Jueteng in the Philippines is, for all intents and purposes, illegal. But one ranking House of Representatives leader sees the benefits that could come from the numbers game, and is taking steps to lift the ban on the game for socio-economic reasons.
Manila Representative Amado Bagatsing, chairman of the House committee on games and amusement, has authored House Bill 3248 in an effort to push the government to drop the clamps on jueteng. “It’s high time to legalize it so the government can raise more revenues to support its many socio-economic and livelihood programs, including infrastructure for education and health,” he said.
Predominantly played in the Philippines, jueteng is a game played by gamblers from all social classes. The objective is to select any two numbers from 1 to 38 with the winning number being determined by choosing a pair of numbers from two sets of 38 numbered balls. Theoretically, a bettor stands the chance to win a ridiculous payout of 1:800, and do so with no limits on minimum or maximum bets.
According to Bagatsing, jueteng has the potential to become a boon for the government to increase revenue collection, and in turn, provide extra financial support in government projects in need of monetary infusion. Despite being illegal, the game is still being played in a large number of areas in the country by people of varying social classes with the government repeatedly trying to stop operations of the game to no avail. Bagatsing argues that instead of spending money trying to squash jueteng, they should legalize it in order to take advantage of the monetary benefits it poses to the government.
“By legalizing jueteng, the government would have the opportunity to regulate the numbers game which competes with legal games of chance like the Lotto and its variations, and the Sweepstakes draw,” he adds.

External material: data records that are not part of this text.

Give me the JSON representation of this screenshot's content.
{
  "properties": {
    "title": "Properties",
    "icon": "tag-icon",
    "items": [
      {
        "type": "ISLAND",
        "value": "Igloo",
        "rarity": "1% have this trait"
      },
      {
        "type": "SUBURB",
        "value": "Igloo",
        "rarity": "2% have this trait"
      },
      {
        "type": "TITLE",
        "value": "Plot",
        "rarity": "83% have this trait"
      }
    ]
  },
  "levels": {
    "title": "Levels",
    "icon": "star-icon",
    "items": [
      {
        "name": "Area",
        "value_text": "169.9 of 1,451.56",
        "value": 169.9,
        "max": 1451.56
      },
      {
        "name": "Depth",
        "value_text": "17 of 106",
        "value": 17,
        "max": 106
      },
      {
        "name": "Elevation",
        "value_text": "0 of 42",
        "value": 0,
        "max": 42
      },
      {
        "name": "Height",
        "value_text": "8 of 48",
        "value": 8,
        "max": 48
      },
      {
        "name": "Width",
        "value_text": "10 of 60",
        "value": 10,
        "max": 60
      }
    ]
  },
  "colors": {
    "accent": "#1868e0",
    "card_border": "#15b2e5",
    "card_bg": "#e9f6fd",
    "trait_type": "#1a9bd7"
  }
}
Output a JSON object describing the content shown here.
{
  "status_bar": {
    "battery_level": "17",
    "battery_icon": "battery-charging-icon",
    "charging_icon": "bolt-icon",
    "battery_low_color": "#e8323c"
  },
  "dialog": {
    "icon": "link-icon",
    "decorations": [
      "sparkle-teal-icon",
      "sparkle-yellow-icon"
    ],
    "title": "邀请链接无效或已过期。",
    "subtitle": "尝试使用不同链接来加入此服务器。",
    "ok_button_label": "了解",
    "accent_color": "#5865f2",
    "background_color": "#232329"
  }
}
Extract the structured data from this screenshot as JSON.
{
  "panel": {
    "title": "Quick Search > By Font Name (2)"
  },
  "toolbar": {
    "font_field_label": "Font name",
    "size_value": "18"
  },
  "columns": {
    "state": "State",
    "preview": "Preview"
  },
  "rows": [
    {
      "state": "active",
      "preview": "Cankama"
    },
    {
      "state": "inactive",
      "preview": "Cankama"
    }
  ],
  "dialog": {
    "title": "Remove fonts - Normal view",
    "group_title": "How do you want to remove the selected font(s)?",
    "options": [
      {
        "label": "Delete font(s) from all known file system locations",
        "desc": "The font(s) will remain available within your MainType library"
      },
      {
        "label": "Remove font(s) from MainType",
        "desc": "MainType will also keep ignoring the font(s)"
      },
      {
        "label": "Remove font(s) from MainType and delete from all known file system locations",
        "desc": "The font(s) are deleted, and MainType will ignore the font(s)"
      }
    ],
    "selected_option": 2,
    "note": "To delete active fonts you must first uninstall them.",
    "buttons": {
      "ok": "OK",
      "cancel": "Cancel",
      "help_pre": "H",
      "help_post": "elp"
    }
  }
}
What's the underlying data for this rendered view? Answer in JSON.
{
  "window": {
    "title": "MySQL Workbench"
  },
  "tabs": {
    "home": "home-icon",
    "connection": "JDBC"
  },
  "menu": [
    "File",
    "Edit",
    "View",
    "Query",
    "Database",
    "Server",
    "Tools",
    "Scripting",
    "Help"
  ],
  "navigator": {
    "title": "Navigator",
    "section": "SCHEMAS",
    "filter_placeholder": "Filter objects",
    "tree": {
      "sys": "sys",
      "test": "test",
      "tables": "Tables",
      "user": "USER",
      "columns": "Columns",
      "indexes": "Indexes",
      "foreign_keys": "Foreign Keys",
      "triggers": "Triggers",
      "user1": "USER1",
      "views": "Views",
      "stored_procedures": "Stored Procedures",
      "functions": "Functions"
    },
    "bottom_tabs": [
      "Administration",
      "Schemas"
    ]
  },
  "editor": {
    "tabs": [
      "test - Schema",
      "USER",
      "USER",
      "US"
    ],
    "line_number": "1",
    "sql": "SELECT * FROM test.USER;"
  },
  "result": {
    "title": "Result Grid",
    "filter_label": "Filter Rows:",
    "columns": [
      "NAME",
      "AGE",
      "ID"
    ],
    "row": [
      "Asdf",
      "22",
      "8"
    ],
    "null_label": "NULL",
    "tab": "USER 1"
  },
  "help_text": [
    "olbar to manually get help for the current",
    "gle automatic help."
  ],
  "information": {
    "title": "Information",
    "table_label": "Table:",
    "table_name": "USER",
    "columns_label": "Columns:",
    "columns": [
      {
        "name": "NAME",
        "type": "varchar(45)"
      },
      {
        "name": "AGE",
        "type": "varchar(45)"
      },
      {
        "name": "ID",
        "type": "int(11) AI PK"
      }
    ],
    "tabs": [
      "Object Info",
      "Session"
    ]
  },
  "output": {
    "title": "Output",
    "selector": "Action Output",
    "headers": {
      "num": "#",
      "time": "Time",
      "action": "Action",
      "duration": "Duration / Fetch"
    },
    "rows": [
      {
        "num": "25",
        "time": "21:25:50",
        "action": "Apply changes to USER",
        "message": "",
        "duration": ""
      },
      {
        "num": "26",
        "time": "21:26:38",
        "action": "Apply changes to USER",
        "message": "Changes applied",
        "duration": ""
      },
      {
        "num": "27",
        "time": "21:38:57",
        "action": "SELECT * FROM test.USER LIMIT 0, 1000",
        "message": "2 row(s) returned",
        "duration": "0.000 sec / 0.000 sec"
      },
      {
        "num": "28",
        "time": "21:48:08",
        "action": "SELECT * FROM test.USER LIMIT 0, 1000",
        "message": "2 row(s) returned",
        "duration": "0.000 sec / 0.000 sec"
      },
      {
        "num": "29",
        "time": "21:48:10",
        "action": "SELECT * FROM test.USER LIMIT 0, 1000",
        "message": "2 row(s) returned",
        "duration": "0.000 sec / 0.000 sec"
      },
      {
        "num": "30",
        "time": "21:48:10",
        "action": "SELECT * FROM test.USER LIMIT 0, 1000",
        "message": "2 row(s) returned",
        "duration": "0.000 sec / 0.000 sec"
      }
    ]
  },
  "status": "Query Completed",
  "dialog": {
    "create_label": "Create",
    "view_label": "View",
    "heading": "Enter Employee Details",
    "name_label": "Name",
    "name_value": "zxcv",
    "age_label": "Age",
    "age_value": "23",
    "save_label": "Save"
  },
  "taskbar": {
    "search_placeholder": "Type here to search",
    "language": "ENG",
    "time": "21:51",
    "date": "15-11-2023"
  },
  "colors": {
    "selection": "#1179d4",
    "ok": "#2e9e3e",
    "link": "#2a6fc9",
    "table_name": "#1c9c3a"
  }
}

But more than just the potential monetary benefits of legalizing the game, it could serve as a way of curbing corruption between operators and local authorities who protect the operations of the game. The government doesn’t earn anything from the continued proliferation of the game, so instead of letting all these illegal operations run amok, the argument can be made to just legalize it and make it a source of additional funds that can be used in various government projects.
“Through legalization, the government stands to earn revenues, the proceeds of which would finance government programs and projects, provide jueteng workers a legitimate means to earn a living, and stamp out corruption,” Bagatsing explains.